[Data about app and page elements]

---*---

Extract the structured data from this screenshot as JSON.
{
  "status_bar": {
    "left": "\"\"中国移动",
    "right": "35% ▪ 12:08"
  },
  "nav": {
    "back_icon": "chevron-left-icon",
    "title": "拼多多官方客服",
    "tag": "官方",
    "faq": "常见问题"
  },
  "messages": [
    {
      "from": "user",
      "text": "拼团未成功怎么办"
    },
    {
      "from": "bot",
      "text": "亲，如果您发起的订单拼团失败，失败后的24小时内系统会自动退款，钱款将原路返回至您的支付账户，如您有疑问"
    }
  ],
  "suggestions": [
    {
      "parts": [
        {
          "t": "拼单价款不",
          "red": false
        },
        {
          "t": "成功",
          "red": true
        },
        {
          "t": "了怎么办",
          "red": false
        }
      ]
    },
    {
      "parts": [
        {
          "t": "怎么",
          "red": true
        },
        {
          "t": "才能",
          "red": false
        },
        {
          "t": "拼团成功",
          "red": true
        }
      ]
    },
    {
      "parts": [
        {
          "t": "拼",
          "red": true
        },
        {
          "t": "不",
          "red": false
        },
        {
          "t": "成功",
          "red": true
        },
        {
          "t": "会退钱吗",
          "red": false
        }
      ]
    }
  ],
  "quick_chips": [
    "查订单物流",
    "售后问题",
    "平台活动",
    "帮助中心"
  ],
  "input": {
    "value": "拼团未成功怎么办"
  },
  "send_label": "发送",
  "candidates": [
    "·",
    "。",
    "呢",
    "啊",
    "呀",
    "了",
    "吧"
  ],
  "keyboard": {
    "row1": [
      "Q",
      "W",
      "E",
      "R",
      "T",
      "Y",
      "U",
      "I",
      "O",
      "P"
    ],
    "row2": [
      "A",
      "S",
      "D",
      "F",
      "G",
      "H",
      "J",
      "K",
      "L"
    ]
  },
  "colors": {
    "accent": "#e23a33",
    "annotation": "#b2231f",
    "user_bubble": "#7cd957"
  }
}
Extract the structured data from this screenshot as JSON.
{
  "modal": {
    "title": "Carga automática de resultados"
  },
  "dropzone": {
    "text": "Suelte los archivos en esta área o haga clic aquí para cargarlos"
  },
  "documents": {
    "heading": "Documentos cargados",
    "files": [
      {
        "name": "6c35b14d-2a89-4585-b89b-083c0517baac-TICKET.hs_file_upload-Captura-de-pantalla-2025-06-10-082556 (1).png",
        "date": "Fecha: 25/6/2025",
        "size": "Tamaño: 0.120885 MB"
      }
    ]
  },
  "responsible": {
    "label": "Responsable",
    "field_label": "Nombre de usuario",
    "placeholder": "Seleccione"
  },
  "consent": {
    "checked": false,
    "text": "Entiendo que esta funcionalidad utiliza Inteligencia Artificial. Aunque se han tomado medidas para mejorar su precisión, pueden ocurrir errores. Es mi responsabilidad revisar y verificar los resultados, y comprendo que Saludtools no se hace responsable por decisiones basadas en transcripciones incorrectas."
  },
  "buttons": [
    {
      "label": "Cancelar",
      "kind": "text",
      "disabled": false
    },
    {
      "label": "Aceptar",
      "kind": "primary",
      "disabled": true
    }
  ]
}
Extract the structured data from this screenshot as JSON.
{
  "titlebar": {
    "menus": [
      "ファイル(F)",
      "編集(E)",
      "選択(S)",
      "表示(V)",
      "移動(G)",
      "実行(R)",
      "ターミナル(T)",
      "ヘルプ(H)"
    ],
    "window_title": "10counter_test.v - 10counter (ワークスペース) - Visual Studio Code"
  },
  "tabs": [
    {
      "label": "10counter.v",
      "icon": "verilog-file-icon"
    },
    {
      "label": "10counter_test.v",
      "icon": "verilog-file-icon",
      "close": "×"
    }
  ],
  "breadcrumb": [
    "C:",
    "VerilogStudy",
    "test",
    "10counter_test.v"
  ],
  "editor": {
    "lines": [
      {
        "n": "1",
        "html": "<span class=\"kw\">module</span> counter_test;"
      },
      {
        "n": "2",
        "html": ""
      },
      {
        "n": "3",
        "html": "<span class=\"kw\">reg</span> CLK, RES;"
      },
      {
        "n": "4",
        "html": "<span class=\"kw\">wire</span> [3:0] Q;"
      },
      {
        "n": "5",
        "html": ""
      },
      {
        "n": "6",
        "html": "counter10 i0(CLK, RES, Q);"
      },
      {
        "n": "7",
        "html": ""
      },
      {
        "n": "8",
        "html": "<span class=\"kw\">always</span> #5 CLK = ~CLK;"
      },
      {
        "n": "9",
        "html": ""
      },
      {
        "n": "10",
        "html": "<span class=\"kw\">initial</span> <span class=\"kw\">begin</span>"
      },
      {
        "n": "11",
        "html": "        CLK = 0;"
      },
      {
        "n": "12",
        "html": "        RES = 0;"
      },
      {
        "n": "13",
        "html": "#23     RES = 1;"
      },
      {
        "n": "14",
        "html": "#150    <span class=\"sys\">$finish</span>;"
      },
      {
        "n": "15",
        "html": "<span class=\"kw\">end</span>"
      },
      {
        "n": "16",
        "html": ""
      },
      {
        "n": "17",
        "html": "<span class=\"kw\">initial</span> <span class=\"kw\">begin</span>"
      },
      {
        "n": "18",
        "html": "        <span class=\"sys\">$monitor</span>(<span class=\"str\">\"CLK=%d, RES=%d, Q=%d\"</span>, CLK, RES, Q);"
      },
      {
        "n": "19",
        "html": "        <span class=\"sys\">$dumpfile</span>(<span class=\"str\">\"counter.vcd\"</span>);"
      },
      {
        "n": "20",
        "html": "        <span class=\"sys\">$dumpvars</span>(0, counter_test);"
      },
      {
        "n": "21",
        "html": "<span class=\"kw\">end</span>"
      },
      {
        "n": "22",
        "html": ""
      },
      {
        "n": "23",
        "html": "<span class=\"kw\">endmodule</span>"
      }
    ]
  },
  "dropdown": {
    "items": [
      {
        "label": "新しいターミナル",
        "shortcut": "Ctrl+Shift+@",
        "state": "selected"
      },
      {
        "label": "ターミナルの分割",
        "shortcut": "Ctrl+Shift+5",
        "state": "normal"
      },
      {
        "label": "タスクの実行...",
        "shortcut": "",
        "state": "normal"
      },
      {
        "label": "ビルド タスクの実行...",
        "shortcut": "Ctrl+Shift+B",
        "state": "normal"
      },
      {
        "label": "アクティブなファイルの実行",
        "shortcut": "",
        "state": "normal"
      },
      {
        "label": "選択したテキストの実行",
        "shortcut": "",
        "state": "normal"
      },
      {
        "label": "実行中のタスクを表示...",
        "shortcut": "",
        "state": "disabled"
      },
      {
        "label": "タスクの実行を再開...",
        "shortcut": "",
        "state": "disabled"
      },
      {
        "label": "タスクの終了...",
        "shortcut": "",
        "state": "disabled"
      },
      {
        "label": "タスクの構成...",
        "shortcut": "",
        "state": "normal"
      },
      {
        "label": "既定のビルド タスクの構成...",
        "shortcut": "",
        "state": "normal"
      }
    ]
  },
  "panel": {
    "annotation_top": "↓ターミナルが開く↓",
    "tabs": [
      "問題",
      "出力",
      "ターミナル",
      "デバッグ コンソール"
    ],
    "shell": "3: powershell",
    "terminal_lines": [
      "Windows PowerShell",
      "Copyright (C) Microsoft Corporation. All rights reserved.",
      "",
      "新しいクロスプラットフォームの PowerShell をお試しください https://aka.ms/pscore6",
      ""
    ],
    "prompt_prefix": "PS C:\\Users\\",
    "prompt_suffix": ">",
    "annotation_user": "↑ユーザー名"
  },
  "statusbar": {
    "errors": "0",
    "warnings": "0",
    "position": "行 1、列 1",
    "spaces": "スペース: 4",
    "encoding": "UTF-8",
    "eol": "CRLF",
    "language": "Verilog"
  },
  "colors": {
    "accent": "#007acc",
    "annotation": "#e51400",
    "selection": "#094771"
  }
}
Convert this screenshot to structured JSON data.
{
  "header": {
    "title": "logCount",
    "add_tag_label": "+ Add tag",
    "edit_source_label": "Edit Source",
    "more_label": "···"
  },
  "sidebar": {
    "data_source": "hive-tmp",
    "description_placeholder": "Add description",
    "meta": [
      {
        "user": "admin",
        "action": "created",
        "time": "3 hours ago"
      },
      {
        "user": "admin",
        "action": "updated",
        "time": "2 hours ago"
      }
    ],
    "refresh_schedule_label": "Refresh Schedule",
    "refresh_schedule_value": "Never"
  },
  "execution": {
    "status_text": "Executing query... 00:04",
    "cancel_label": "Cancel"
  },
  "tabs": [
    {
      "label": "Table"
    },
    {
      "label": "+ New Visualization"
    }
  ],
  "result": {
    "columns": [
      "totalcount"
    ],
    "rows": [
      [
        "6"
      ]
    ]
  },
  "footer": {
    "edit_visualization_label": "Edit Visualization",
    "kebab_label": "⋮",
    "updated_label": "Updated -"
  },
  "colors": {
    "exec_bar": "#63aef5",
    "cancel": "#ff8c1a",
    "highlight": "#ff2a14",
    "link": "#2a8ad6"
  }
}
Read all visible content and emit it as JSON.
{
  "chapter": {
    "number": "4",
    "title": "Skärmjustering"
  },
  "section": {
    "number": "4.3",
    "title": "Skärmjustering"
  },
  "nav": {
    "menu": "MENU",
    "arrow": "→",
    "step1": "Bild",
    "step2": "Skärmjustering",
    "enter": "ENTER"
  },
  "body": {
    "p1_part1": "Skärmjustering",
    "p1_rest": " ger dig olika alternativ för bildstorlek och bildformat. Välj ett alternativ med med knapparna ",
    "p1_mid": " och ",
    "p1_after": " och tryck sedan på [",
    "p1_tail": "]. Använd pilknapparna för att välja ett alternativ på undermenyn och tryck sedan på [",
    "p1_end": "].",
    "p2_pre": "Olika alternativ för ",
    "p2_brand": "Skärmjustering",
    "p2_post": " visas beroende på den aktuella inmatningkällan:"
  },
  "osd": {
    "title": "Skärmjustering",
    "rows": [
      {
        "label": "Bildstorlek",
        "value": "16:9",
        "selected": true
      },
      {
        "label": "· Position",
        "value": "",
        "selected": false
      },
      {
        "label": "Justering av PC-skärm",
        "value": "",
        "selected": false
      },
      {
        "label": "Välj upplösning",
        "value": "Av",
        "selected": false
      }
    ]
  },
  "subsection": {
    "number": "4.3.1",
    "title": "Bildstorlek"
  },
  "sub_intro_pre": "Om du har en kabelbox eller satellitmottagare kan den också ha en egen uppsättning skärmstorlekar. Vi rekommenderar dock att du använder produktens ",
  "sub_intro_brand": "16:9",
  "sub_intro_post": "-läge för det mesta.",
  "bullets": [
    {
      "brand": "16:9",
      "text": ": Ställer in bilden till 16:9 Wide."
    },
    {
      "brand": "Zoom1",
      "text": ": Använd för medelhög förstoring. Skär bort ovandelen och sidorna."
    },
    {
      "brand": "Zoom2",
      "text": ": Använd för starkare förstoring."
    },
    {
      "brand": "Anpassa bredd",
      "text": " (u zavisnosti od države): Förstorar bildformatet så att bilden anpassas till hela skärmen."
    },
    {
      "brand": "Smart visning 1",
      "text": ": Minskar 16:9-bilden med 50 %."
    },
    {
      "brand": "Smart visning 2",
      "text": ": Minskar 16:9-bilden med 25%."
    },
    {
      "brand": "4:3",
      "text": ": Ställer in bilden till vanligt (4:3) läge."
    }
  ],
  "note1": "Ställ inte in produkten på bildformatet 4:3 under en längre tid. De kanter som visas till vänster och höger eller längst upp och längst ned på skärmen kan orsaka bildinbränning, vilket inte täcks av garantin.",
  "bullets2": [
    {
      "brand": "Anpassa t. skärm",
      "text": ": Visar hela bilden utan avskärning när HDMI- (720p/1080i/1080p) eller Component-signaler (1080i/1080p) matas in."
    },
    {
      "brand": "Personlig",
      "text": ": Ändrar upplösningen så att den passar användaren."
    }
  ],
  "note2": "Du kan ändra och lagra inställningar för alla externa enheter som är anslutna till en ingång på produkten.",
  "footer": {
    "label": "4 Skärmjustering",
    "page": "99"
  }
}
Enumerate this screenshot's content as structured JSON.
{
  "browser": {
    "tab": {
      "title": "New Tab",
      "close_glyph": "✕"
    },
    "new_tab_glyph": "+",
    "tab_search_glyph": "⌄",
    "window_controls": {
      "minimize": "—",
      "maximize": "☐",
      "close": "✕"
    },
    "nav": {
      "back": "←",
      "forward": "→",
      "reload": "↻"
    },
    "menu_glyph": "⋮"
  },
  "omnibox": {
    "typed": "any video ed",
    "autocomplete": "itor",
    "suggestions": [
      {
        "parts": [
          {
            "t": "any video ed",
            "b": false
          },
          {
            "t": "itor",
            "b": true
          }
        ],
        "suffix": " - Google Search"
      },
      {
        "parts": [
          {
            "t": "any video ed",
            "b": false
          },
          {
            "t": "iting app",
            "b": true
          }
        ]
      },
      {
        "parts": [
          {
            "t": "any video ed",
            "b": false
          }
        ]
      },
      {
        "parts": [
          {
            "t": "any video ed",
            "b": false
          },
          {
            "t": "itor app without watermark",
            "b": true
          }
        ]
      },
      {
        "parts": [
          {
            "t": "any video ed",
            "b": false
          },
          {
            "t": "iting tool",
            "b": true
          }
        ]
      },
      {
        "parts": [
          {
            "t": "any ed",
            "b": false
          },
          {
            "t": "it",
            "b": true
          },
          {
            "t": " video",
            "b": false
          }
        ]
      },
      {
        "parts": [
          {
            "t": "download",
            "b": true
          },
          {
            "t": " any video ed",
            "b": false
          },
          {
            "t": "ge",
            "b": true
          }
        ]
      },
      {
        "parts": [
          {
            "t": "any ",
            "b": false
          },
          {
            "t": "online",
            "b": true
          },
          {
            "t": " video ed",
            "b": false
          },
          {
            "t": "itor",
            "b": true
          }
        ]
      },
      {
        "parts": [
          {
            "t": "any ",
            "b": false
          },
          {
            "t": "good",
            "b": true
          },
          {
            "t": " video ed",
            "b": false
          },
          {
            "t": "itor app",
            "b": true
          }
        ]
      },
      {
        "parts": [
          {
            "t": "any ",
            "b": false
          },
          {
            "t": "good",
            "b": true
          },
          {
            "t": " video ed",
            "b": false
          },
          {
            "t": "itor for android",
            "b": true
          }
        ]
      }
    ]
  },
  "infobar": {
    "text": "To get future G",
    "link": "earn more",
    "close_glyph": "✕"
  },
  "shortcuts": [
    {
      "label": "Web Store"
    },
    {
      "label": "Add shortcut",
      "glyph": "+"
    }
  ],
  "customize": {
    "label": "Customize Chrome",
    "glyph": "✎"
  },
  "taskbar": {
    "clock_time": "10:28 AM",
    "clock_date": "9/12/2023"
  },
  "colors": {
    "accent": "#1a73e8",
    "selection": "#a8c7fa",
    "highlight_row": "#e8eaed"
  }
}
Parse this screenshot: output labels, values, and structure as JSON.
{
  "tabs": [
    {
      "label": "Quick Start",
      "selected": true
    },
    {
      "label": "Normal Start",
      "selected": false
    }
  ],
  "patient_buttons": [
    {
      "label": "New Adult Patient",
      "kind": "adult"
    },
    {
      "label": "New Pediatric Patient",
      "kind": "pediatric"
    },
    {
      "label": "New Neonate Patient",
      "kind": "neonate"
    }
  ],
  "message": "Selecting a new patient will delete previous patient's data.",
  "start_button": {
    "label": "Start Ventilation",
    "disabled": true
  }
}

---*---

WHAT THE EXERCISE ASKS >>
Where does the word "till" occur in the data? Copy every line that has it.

RESULT OF THIS TASK >>
      "text": ": Ställer in bilden till 16:9 Wide."
      "text": " (u zavisnosti od države): Förstorar bildformatet så att bilden anpassas till hela skärmen."
      "text": ": Ställer in bilden till vanligt (4:3) läge."
  "note1": "Ställ inte in produkten på bildformatet 4:3 under en längre tid. De kanter som visas till vänster och höger eller längst upp och längst ned på skärmen kan orsaka bildinbränning, vilket inte täcks av garantin.",
  "note2": "Du kan ändra och lagra inställningar för alla externa enheter som är anslutna till en ingång på produkten.",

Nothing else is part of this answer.